WHAT YOU WILL DO: Using the records provided below, locate and copy each line that contains the word "実行完了".

Interface dataset entries
--- START ---
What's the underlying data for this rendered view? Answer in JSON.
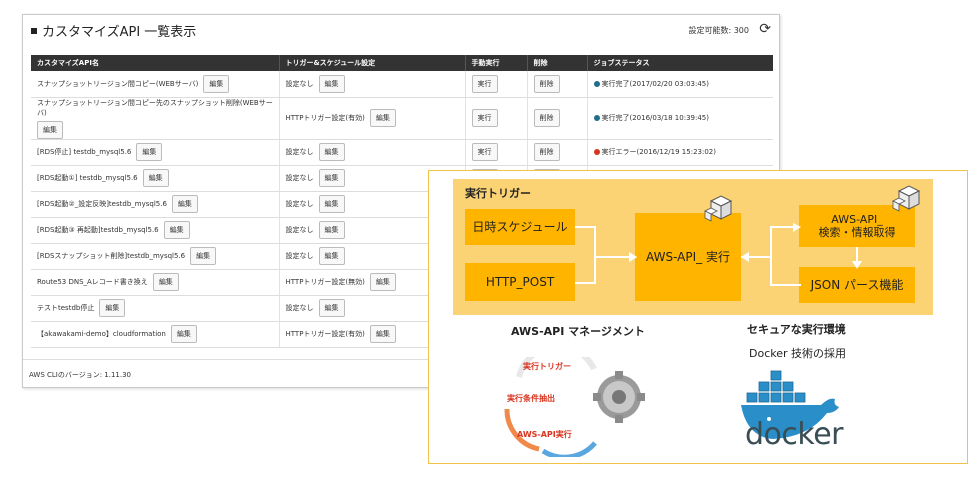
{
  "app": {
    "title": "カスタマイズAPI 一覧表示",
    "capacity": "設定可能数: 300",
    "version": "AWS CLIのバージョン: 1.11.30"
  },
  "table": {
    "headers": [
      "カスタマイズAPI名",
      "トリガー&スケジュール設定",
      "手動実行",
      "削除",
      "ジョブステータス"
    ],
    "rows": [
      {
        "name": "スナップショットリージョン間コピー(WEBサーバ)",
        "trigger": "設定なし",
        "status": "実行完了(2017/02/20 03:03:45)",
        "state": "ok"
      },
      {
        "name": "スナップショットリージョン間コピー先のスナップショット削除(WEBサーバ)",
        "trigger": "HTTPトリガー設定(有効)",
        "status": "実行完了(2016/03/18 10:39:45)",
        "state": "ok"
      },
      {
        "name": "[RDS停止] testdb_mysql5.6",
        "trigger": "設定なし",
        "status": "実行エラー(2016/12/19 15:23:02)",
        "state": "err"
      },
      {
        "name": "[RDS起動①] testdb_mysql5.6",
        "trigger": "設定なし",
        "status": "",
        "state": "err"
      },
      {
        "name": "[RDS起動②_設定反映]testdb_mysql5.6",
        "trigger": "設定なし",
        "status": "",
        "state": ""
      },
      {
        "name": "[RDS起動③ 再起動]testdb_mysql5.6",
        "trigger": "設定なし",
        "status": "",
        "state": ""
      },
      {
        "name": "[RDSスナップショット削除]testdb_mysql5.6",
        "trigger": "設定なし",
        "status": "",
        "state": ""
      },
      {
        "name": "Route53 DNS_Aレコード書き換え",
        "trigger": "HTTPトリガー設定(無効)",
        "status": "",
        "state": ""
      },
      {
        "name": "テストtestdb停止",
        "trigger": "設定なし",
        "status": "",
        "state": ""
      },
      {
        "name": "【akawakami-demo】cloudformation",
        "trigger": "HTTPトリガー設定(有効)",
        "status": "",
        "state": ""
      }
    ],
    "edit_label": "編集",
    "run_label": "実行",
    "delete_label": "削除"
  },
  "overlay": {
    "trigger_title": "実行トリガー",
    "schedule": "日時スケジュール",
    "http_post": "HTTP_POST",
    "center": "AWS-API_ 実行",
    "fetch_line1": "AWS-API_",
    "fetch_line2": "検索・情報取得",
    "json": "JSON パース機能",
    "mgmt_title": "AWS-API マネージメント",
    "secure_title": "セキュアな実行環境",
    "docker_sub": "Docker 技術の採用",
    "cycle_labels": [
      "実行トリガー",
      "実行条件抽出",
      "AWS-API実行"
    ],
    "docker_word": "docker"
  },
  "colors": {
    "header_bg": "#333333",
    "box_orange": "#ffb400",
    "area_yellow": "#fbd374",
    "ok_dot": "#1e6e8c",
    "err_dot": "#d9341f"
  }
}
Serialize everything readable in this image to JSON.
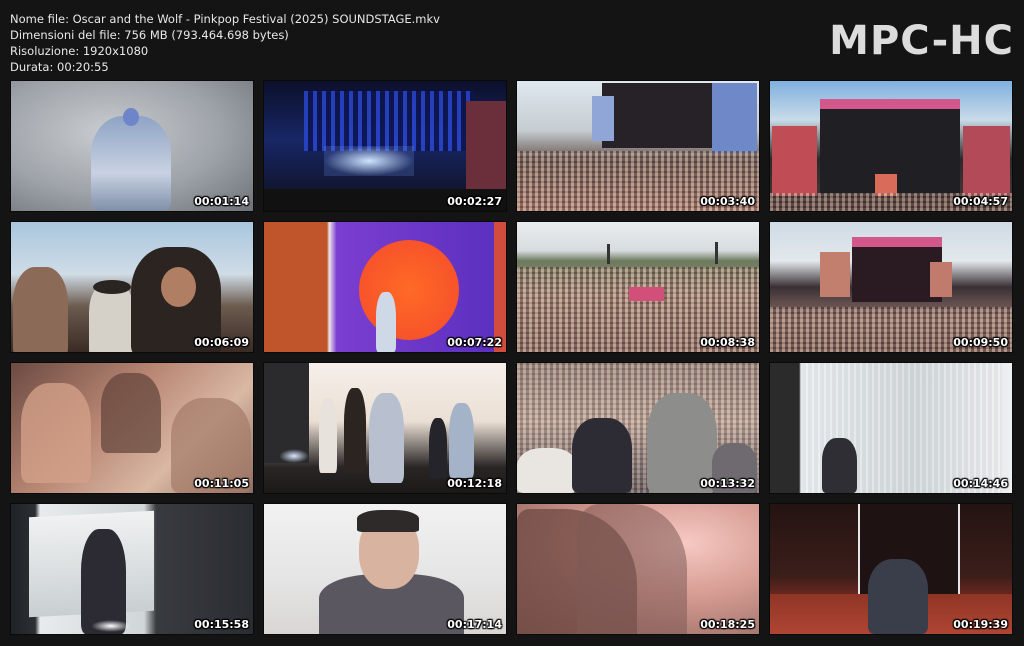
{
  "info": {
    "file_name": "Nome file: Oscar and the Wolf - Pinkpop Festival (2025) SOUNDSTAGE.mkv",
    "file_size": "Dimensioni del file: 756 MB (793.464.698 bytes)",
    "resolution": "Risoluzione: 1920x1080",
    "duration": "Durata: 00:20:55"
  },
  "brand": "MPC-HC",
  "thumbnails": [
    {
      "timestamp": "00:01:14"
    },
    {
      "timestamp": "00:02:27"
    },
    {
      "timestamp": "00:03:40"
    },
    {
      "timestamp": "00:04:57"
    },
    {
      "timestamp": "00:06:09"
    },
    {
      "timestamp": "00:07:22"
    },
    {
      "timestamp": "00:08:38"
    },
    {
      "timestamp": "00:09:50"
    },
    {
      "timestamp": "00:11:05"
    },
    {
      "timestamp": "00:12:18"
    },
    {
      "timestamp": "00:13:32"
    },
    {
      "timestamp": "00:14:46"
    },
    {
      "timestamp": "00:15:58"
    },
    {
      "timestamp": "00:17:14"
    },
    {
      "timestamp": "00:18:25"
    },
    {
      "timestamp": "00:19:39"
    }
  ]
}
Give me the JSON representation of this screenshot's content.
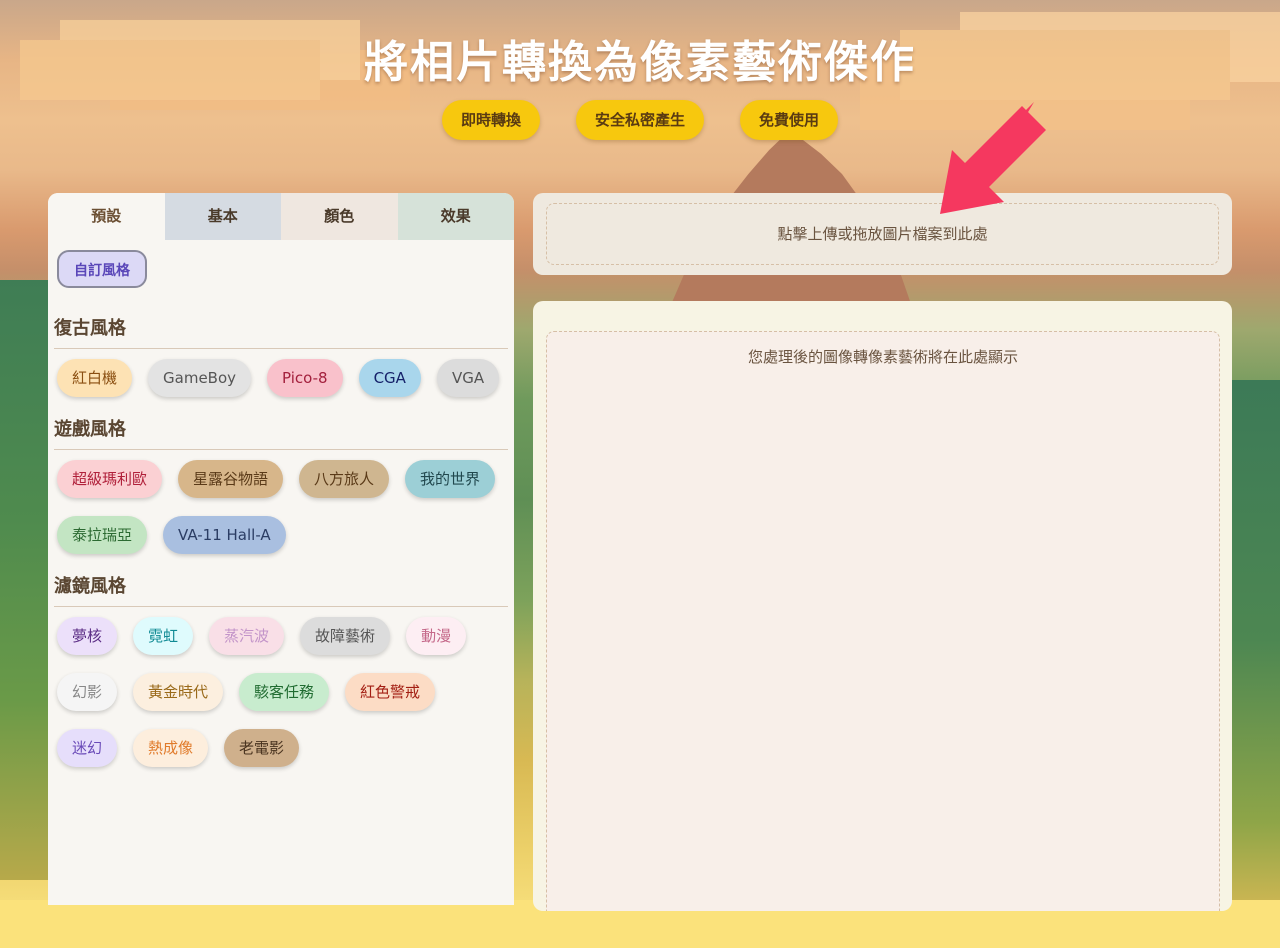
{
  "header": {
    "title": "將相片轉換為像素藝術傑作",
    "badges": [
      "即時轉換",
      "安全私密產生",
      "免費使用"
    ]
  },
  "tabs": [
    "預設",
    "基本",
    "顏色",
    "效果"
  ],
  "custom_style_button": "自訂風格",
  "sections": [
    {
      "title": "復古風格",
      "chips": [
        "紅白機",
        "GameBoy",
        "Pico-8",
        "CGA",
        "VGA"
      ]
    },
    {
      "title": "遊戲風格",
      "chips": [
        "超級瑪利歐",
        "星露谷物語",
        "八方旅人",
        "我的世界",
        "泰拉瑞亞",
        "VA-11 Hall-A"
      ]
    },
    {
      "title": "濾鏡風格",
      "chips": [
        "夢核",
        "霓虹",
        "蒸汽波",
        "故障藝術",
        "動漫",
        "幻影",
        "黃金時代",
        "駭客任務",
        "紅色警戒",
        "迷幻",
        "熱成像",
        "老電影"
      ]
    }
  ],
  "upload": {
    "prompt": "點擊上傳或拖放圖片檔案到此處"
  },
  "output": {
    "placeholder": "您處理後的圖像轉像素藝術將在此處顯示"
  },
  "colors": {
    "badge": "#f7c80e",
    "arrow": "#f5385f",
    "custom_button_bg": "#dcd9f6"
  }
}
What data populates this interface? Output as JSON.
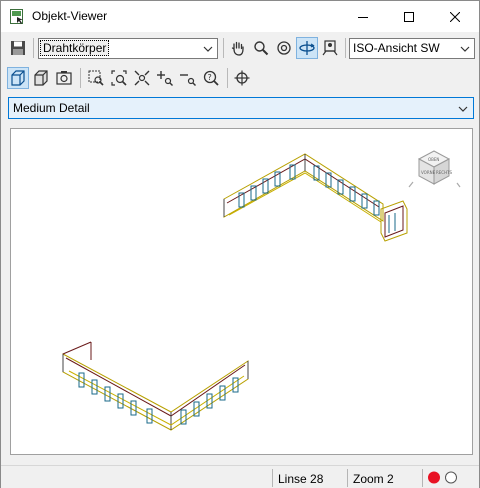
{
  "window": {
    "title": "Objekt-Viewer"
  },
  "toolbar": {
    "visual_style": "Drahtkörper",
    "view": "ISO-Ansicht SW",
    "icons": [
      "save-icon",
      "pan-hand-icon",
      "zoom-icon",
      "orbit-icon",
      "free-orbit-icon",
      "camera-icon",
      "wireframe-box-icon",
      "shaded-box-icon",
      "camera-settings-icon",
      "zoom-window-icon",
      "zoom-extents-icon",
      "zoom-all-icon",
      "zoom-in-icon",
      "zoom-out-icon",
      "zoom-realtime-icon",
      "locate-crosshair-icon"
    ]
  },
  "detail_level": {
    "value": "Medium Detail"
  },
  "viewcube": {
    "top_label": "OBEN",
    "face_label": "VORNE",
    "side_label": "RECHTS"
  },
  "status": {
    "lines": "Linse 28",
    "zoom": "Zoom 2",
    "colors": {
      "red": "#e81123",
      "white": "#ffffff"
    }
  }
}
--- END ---
ANSWER TO THIS EXERCISE:
        "status": "実行完了(2017/02/20 03:03:45)",
        "status": "実行完了(2016/03/18 10:39:45)",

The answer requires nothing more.